GOAL OF THE EXERCISE | Each record must be repeated exactly as it stands.

====== DATA SUPPLIED ======

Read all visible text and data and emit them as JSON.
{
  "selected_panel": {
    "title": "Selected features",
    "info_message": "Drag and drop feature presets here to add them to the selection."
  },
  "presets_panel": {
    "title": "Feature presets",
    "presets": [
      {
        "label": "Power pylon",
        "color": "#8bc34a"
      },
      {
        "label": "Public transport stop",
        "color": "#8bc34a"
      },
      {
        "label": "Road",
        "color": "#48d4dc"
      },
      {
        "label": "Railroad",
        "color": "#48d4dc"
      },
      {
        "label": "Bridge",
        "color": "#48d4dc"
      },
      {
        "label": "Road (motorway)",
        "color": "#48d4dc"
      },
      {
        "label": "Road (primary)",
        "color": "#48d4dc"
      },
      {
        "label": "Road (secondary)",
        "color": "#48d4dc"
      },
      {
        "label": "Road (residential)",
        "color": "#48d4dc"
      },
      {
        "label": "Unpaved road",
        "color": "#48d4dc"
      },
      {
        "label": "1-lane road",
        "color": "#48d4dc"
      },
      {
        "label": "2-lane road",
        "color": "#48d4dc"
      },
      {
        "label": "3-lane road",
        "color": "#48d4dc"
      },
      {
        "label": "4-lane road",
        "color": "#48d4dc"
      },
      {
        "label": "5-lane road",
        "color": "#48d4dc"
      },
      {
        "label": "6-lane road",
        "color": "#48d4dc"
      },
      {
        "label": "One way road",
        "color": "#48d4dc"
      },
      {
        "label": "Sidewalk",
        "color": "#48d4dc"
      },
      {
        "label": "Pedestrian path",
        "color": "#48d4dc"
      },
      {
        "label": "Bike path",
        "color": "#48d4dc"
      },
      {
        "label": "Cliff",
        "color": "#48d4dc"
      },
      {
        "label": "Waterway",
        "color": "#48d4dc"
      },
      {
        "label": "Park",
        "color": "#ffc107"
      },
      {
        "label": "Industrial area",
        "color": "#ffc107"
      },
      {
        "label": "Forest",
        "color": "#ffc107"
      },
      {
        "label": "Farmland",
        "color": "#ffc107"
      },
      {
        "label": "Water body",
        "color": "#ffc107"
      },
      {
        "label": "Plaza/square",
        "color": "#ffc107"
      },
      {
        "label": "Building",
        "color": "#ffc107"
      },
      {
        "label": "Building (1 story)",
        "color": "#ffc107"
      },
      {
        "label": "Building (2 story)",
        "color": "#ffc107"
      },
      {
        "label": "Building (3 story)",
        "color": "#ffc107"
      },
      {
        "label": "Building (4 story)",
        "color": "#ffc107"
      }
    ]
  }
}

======

FINAL ANSWER |
Read all visible text and data and emit them as JSON.
{
  "selected_panel": {
    "title": "Selected features",
    "info_message": "Drag and drop feature presets here to add them to the selection."
  },
  "presets_panel": {
    "title": "Feature presets",
    "presets": [
      {
        "label": "Power pylon",
        "color": "#8bc34a"
      },
      {
        "label": "Public transport stop",
        "color": "#8bc34a"
      },
      {
        "label": "Road",
        "color": "#48d4dc"
      },
      {
        "label": "Railroad",
        "color": "#48d4dc"
      },
      {
        "label": "Bridge",
        "color": "#48d4dc"
      },
      {
        "label": "Road (motorway)",
        "color": "#48d4dc"
      },
      {
        "label": "Road (primary)",
        "color": "#48d4dc"
      },
      {
        "label": "Road (secondary)",
        "color": "#48d4dc"
      },
      {
        "label": "Road (residential)",
        "color": "#48d4dc"
      },
      {
        "label": "Unpaved road",
        "color": "#48d4dc"
      },
      {
        "label": "1-lane road",
        "color": "#48d4dc"
      },
      {
        "label": "2-lane road",
        "color": "#48d4dc"
      },
      {
        "label": "3-lane road",
        "color": "#48d4dc"
      },
      {
        "label": "4-lane road",
        "color": "#48d4dc"
      },
      {
        "label": "5-lane road",
        "color": "#48d4dc"
      },
      {
        "label": "6-lane road",
        "color": "#48d4dc"
      },
      {
        "label": "One way road",
        "color": "#48d4dc"
      },
      {
        "label": "Sidewalk",
        "color": "#48d4dc"
      },
      {
        "label": "Pedestrian path",
        "color": "#48d4dc"
      },
      {
        "label": "Bike path",
        "color": "#48d4dc"
      },
      {
        "label": "Cliff",
        "color": "#48d4dc"
      },
      {
        "label": "Waterway",
        "color": "#48d4dc"
      },
      {
        "label": "Park",
        "color": "#ffc107"
      },
      {
        "label": "Industrial area",
        "color": "#ffc107"
      },
      {
        "label": "Forest",
        "color": "#ffc107"
      },
      {
        "label": "Farmland",
        "color": "#ffc107"
      },
      {
        "label": "Water body",
        "color": "#ffc107"
      },
      {
        "label": "Plaza/square",
        "color": "#ffc107"
      },
      {
        "label": "Building",
        "color": "#ffc107"
      },
      {
        "label": "Building (1 story)",
        "color": "#ffc107"
      },
      {
        "label": "Building (2 story)",
        "color": "#ffc107"
      },
      {
        "label": "Building (3 story)",
        "color": "#ffc107"
      },
      {
        "label": "Building (4 story)",
        "color": "#ffc107"
      }
    ]
  }
}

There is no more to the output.